I promised to share more of my poems with you, so here you go. This one is kind of strange, I think, and it requires some explanations.
The first person point of view comes from a white wolf, an outcast talking to regular wolves, or maybe to dogs. He describes them as "brown" and as a "dog herd," criticizing their vulgarity or conformity. The white wolf is proud to be different. He is even arrogant, describing his uniqueness and the special relationship he has with the moon: "I sing songs to her pale face//And she pours love to me from the sky." The white wolf is clearly condescending to the ones he is addressing: "I love you the way one loves a child," claiming that they are afraid of his difference: "your gaping fear has sharp teeth."
My favorite verse is the last one, where the white wolf recognizes that he is pathetic and miserable. He opposes those who (supposedly) hate him, yet understands that they are all intrinsically connected as "parts of one eternal whole." This yin and yang kind of relationship is so vital and strange that it hints "at the courage of nonsense." (Nonsense in this context means an oxymoron, a paradox). Although the white wolf acknowledges his misery, with the very last line he still asserts his power over the mundane: "the universe is the shiny pupil of my eye."

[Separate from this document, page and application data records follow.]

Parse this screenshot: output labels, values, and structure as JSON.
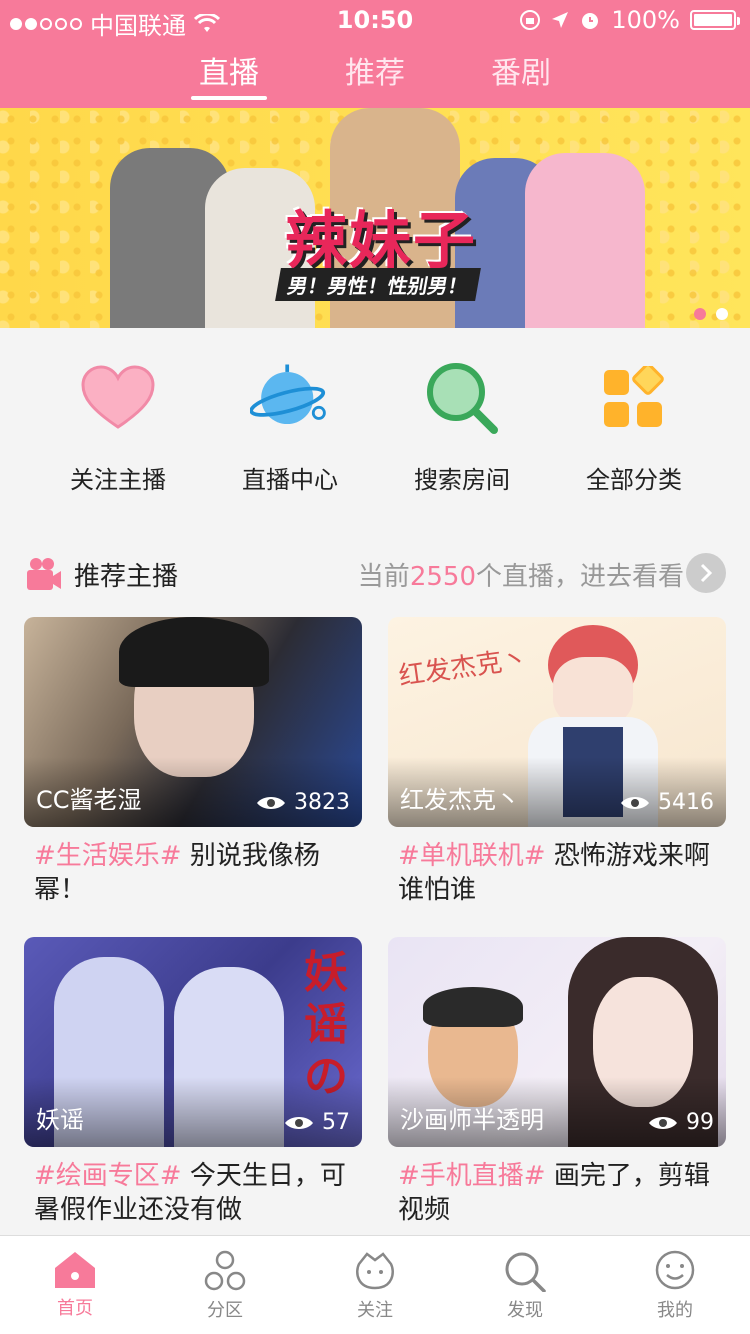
{
  "status_bar": {
    "carrier": "中国联通",
    "time": "10:50",
    "battery": "100%"
  },
  "header": {
    "tabs": [
      {
        "label": "直播",
        "active": true
      },
      {
        "label": "推荐",
        "active": false
      },
      {
        "label": "番剧",
        "active": false
      }
    ]
  },
  "banner": {
    "title": "辣妹子",
    "subtitle": "男！男性！性别男！",
    "page_count": 2,
    "active_page": 1
  },
  "quick_nav": [
    {
      "label": "关注主播",
      "icon": "heart-icon"
    },
    {
      "label": "直播中心",
      "icon": "planet-icon"
    },
    {
      "label": "搜索房间",
      "icon": "search-icon"
    },
    {
      "label": "全部分类",
      "icon": "categories-icon"
    }
  ],
  "section": {
    "title": "推荐主播",
    "more_prefix": "当前",
    "count": "2550",
    "more_suffix": "个直播，进去看看"
  },
  "cards": [
    {
      "name": "CC酱老湿",
      "views": "3823",
      "tag": "#生活娱乐#",
      "text": " 别说我像杨幂！"
    },
    {
      "name": "红发杰克丶",
      "views": "5416",
      "tag": "#单机联机#",
      "text": " 恐怖游戏来啊谁怕谁"
    },
    {
      "name": "妖谣",
      "views": "57",
      "tag": "#绘画专区#",
      "text": " 今天生日，可暑假作业还没有做"
    },
    {
      "name": "沙画师半透明",
      "views": "99",
      "tag": "#手机直播#",
      "text": " 画完了，剪辑视频"
    }
  ],
  "tab_bar": [
    {
      "label": "首页",
      "icon": "home-icon",
      "active": true
    },
    {
      "label": "分区",
      "icon": "category-icon",
      "active": false
    },
    {
      "label": "关注",
      "icon": "follow-icon",
      "active": false
    },
    {
      "label": "发现",
      "icon": "discover-icon",
      "active": false
    },
    {
      "label": "我的",
      "icon": "profile-icon",
      "active": false
    }
  ],
  "colors": {
    "accent": "#f77a9a",
    "banner_bg": "#ffd84a"
  }
}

The poem was originally written in Russian. The translation lacks the rhythm and rhymes of the original, unfortunately. You can my other poems, most of them still not translated, on this page.